"Yes, that will be fine, Cornelius. I will see you in a couple of hours." Theodosia laid back down in the bed and rolled over away from Cornelius. He stood up and began walking away from the bed.

He stopped at the door and looked back at Theodosia. "I love you, Theodosia," he said. She didn't respond. He didn't know if she was asleep, didn't hear him, or was ignoring him. Cornelius went to his reading stand, lit the candle attached to it, and began reading. He read for the two hours that Theodosia was asleep then got up to wake her up.

When he stepped into the room, she was standing at the window looking out into the darkness. He didn't think she heard him walk in but she suddenly began talking. "I loved being outside with nature. I don't feel that way anymore. I don't think that I ever want to leave this room," her voice was nearly monotone. "Just cover these windows and stay here. In the darkness."

"You don't mean that. You've just been through something terrible. You'll come out of this," Cornelius said, almost begging. "Please, Theodosia, sit down with me on the bed."

She did and they held each other's hands.

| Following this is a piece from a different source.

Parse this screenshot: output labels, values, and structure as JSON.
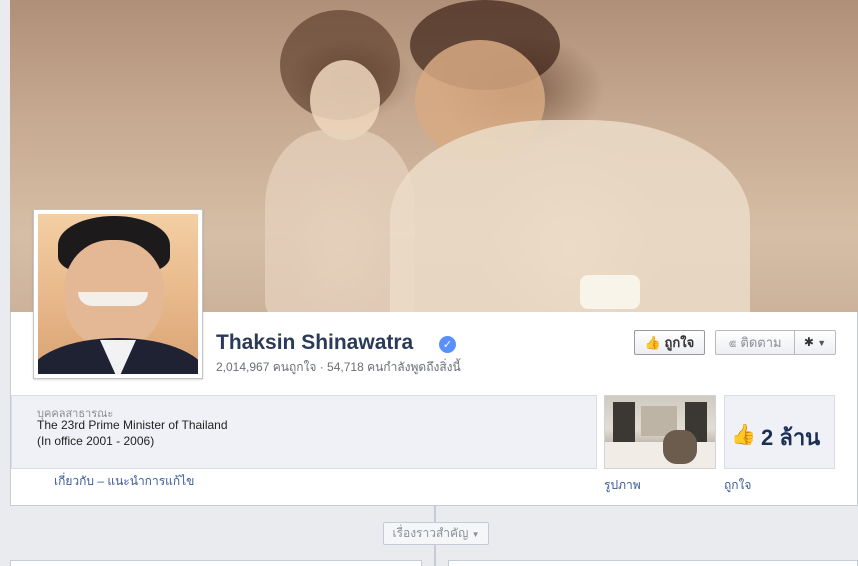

Hers were slightly cold and they didn't feel quite right. He couldn't quite place it. "I want to go back," she said.

"Go back? Go back home? Or go back...?"

Something was missing from Theodosia. From what he remembered, people brought back to life were half of what they used to be. They had no personality. No souls, according to one recording. They had the gift of life back but only wanted death again. She would never be the same, no matter how hard he tried to convince himself. Cornelius decided that he must lose his love for a second time.

"I will run to the pharmacy," he told her. "I will get you something that will put you back to sleep. I am sorry that I did this. I hope you can forgive me."

"You did what you thought was best. Please, go. I'll just wait here for your return."

Cornelius went as quickly as he could on his horse into town and to the residence of the local pharmacist. He pounded on the door and the pharmacist answered quickly and angrily. "Please, my wife needs some morphine or opium. She is in deathly pain."

"This can't wait until morning?" the pharmacist grumbled.

"Please, I have my horse. I'll pay you whatever you want. Just help my wife."

"Fine, fine. Let me at least get my boots on."

Cornelius went back home and rushed into the bedroom. "Here, I bought you some..." he stopped in his tracks and saw Theodosia hanging from the rafters in the bedroom. Her face, once again, at peace. He carefully helped her down and went to lay her on the bed. He noticed a piece of paper on the pillow. He laid her down and picked up the paper.

It was a note: Cornelius, I didn't want you to have to watch me die again. I love you. Theodosia.